§ Material for this task
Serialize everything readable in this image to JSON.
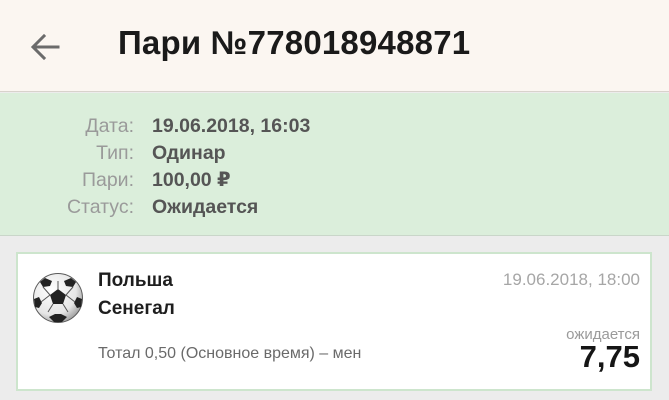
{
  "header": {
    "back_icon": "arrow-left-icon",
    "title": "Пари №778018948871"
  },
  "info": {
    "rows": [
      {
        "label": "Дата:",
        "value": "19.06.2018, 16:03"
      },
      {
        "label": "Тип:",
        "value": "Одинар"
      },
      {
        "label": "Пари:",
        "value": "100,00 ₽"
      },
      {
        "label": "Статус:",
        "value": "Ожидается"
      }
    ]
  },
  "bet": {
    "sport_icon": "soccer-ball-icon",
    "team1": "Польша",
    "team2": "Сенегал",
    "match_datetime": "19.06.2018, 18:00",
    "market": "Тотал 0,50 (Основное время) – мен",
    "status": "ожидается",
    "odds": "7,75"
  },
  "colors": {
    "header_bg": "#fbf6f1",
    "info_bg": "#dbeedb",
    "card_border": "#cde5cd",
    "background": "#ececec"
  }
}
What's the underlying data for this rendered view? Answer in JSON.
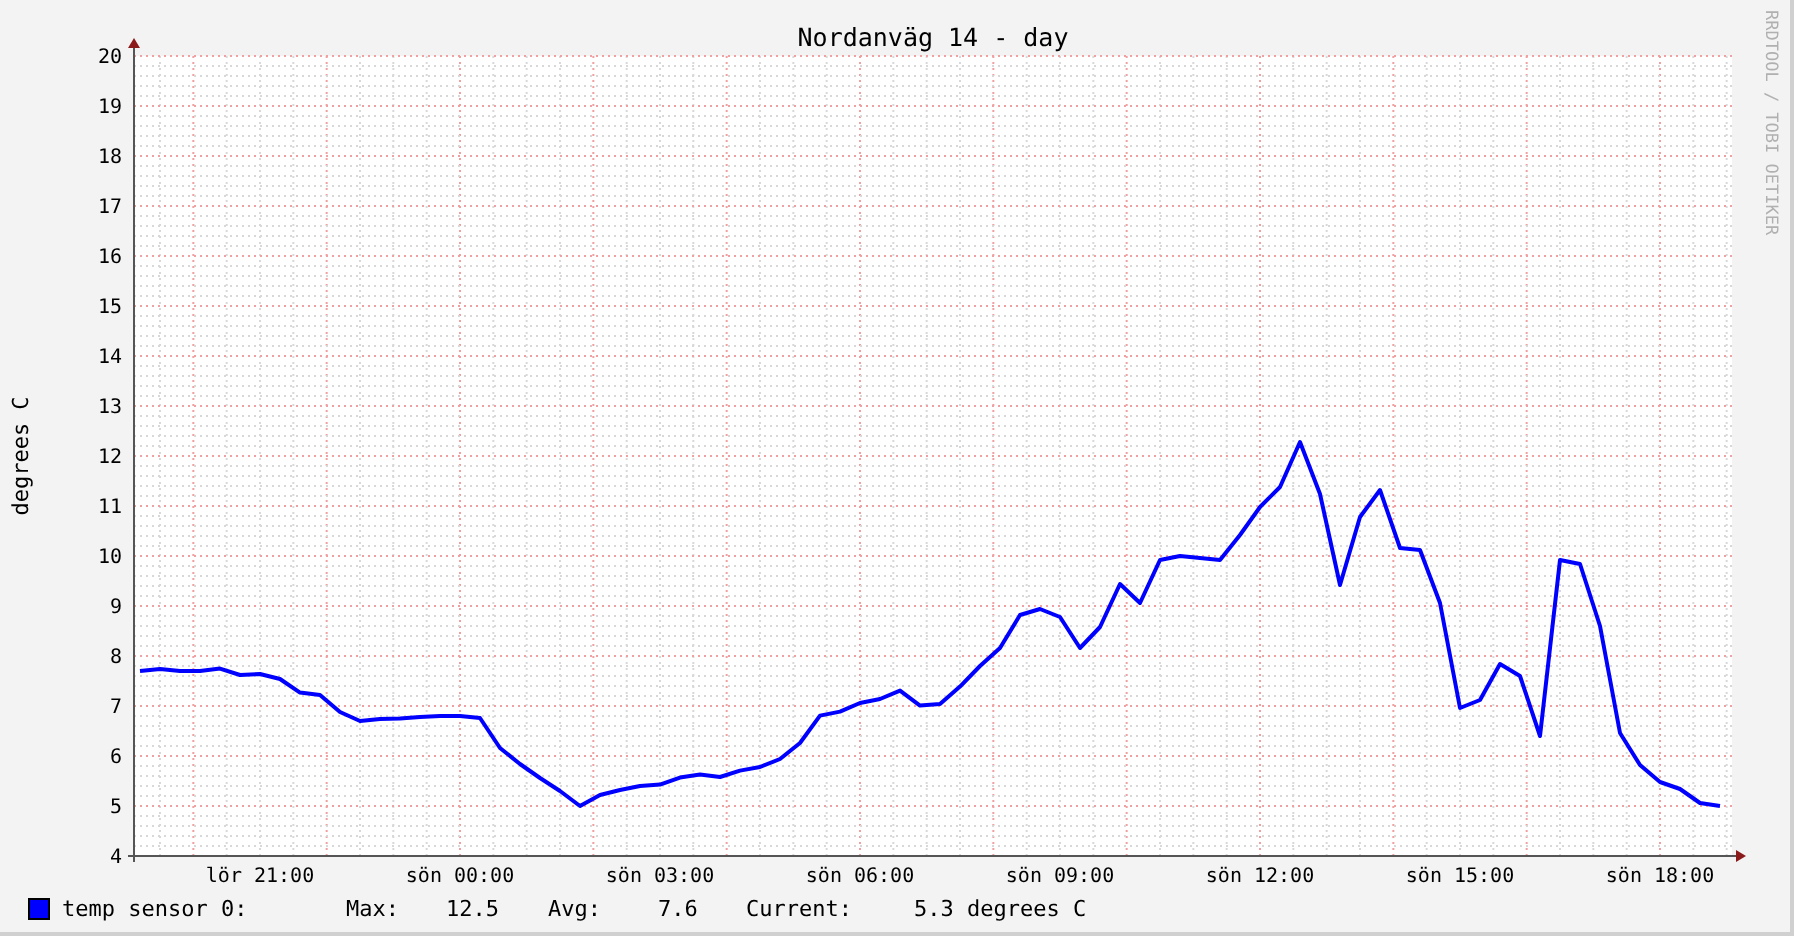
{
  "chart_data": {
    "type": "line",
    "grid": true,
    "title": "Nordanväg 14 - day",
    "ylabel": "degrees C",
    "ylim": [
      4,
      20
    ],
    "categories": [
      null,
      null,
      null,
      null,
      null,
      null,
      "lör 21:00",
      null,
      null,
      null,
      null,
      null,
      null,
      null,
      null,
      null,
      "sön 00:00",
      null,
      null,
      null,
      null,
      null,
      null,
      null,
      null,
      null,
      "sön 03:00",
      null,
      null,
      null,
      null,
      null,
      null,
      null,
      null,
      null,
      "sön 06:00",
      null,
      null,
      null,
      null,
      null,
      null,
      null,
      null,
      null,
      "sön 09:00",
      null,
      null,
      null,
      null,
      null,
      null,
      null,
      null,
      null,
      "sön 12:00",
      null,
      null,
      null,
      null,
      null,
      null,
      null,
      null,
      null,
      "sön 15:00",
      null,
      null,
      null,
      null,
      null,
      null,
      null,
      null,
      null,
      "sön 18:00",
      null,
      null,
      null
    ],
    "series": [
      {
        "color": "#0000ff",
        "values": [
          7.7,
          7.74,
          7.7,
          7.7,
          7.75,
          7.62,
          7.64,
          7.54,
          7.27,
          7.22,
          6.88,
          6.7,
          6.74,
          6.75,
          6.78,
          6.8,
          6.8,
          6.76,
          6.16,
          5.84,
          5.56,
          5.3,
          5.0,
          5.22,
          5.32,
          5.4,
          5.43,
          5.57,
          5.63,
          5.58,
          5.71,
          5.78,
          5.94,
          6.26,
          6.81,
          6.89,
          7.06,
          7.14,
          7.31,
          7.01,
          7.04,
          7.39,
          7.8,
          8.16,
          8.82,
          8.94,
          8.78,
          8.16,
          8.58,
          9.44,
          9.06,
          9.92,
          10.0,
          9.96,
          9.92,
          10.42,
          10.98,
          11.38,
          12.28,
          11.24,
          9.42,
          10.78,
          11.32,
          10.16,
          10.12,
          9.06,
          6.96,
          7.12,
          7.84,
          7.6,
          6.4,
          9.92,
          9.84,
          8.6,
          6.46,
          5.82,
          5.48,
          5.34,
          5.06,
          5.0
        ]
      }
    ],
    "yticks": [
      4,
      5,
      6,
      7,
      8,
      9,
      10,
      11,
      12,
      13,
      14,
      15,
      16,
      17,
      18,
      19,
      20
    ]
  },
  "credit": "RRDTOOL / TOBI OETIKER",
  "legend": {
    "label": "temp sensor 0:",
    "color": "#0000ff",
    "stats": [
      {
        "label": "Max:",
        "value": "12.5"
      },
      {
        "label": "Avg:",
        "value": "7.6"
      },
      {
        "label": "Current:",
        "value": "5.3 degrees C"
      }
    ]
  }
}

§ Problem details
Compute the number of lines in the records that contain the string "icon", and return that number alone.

§ Result below
2